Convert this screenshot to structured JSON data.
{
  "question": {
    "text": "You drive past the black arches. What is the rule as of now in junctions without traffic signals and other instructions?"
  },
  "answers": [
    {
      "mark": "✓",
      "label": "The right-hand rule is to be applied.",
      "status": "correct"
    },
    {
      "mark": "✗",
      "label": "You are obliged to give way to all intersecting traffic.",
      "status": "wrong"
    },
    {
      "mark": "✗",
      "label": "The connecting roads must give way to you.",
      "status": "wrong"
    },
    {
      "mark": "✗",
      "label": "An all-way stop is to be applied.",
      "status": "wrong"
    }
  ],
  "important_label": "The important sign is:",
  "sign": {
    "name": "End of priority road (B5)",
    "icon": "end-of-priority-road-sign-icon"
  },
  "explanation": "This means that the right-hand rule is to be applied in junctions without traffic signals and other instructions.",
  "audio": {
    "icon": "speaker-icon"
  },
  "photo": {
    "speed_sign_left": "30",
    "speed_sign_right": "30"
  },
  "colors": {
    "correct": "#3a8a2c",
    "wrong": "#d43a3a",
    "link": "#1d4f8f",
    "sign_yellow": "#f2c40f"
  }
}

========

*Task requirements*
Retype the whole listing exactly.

*Solution for this problem*
Convert this screenshot to structured JSON data.
{
  "question": {
    "text": "You drive past the black arches. What is the rule as of now in junctions without traffic signals and other instructions?"
  },
  "answers": [
    {
      "mark": "✓",
      "label": "The right-hand rule is to be applied.",
      "status": "correct"
    },
    {
      "mark": "✗",
      "label": "You are obliged to give way to all intersecting traffic.",
      "status": "wrong"
    },
    {
      "mark": "✗",
      "label": "The connecting roads must give way to you.",
      "status": "wrong"
    },
    {
      "mark": "✗",
      "label": "An all-way stop is to be applied.",
      "status": "wrong"
    }
  ],
  "important_label": "The important sign is:",
  "sign": {
    "name": "End of priority road (B5)",
    "icon": "end-of-priority-road-sign-icon"
  },
  "explanation": "This means that the right-hand rule is to be applied in junctions without traffic signals and other instructions.",
  "audio": {
    "icon": "speaker-icon"
  },
  "photo": {
    "speed_sign_left": "30",
    "speed_sign_right": "30"
  },
  "colors": {
    "correct": "#3a8a2c",
    "wrong": "#d43a3a",
    "link": "#1d4f8f",
    "sign_yellow": "#f2c40f"
  }
}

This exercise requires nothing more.